• **Your assignment**
Below are lines of data; count those containing the word "name" and write nothing but the number.
***** Material provided
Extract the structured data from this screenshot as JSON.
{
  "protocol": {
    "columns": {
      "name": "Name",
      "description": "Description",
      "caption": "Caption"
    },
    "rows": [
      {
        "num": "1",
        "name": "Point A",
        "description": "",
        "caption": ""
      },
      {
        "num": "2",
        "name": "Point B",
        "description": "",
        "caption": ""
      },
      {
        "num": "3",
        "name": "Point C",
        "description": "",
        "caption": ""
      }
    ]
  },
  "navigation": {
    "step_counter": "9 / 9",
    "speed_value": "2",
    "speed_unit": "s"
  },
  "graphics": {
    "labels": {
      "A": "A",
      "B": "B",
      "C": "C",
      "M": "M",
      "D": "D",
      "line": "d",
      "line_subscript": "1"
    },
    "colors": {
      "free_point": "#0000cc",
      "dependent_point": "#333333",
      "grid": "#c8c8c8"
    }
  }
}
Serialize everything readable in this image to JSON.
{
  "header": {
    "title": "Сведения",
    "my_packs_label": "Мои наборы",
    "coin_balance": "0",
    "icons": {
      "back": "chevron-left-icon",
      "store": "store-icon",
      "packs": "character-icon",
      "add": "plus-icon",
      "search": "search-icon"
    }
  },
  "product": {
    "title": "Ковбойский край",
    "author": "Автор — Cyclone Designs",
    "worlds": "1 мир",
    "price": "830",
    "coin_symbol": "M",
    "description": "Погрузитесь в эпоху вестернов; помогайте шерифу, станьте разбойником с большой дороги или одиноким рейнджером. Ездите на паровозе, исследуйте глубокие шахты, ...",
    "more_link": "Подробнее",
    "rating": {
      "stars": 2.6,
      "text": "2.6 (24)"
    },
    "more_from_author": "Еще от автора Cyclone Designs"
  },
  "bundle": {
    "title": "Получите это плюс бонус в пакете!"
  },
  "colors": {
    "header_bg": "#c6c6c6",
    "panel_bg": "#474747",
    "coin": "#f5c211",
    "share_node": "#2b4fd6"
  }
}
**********
• **Written solution**
4